    Most of the fluffy crap in Windows 10 can be turned off or shoved into the background to be ignored. Once that's done, I like knowing I'm on a relatively secure, modern platform.


    The thing that does kill me about Windows 10? The twice yearly updates for no good reason. It's a burden at work, but there are no good alternatives to leave for. I suppose we could trade all our workstations in for Macs, but we'd need IE because of a line of business app. Linux is not an option because, as I understand it, there's not a good Exchange compatible email client equivalent. I've never believed in clinging to old platforms, for safety and security sake, so a backwards move is not viable. It's frankly easier to work out a plan to manage the updates on a set schedule.

    • Avatar
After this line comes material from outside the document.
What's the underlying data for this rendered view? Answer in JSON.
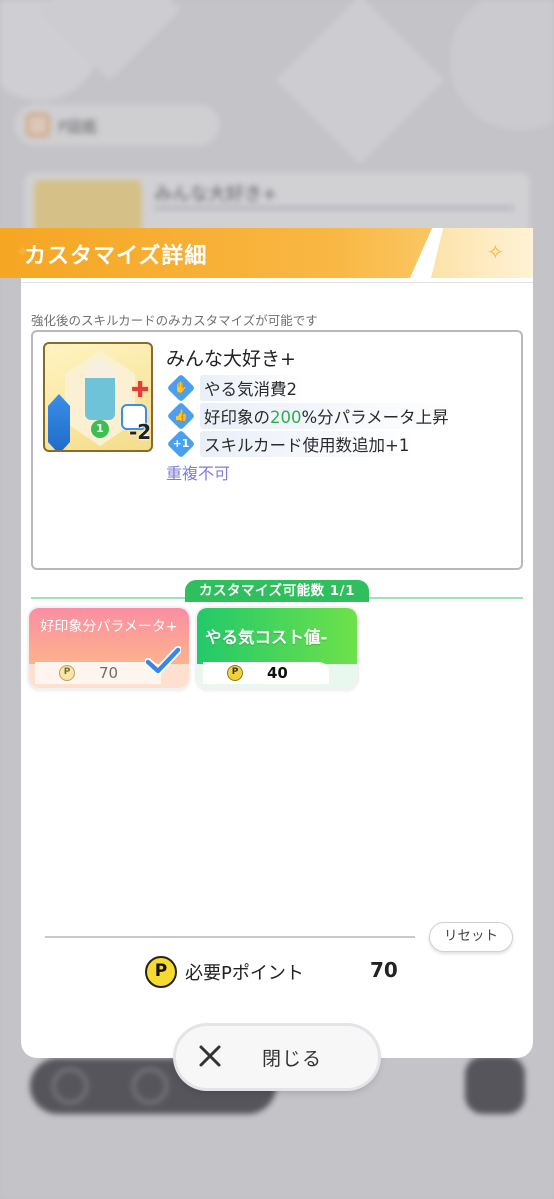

      wright_is

      In reply to sentinel6671:

      I agree. And if that were the case, then these people would also not be using iPhones or Android phones, at least not with the official Google approved experience, or an Amazon Fire or Echo device... What Microsoft "forces" on users is way less than what Google and Amazon force on users, in the way of data gathering, and most of it can be turned off. If you turn everything off, it doesn't leak much more than Windows 7 or Windows 8.

      There was a article in Spiegel or Focus this month (German magazines, I'm not sure which one it was), a couple of families volunteered to go a month without Alexa or Google Assistant. It was absolutely hilarious, they were "worried" when they woke up, because Alexa wouldn't answer them, when they said "good morning Alexa," they thought it was the end of the world, becuase they weren't getting at least 2 packages a day from Amazon (they had access to Amazon and Google removed for the month).

      One person ran out of double-sided tape and it was a major catastrophy, because they couldn't order replacement tape online! They didn't even consider driving 5 minutes to the local DIY store or supermarket, nope, no Amazon = no goods being delivered = end of the world.

      On the other hand, we spent the evening at a friend's playing games, so we walked up there, leaving our phones at home and nobody looked at a phone or computer screen of any kind the whole evening, we just played games and talked to each other. Real life is great, if you don't spend so much time writing about it that you miss it!

  19. Avatar

    wunderbar

    Yea... pretty sure the number of people who are savvy enough to actually actively downgrade their PC's to Windows 8.1 or 7 to "punish" Microsoft is statistically zero.


    So nice try.

  20. Avatar

    karlinhigh

    Here's a thing Microsoft might "understand." Imagine if Fortune 500 companies started pouring resources into something like ReactOS, and it reaches the point where it can do anything Windows 7 could.

Leave a Reply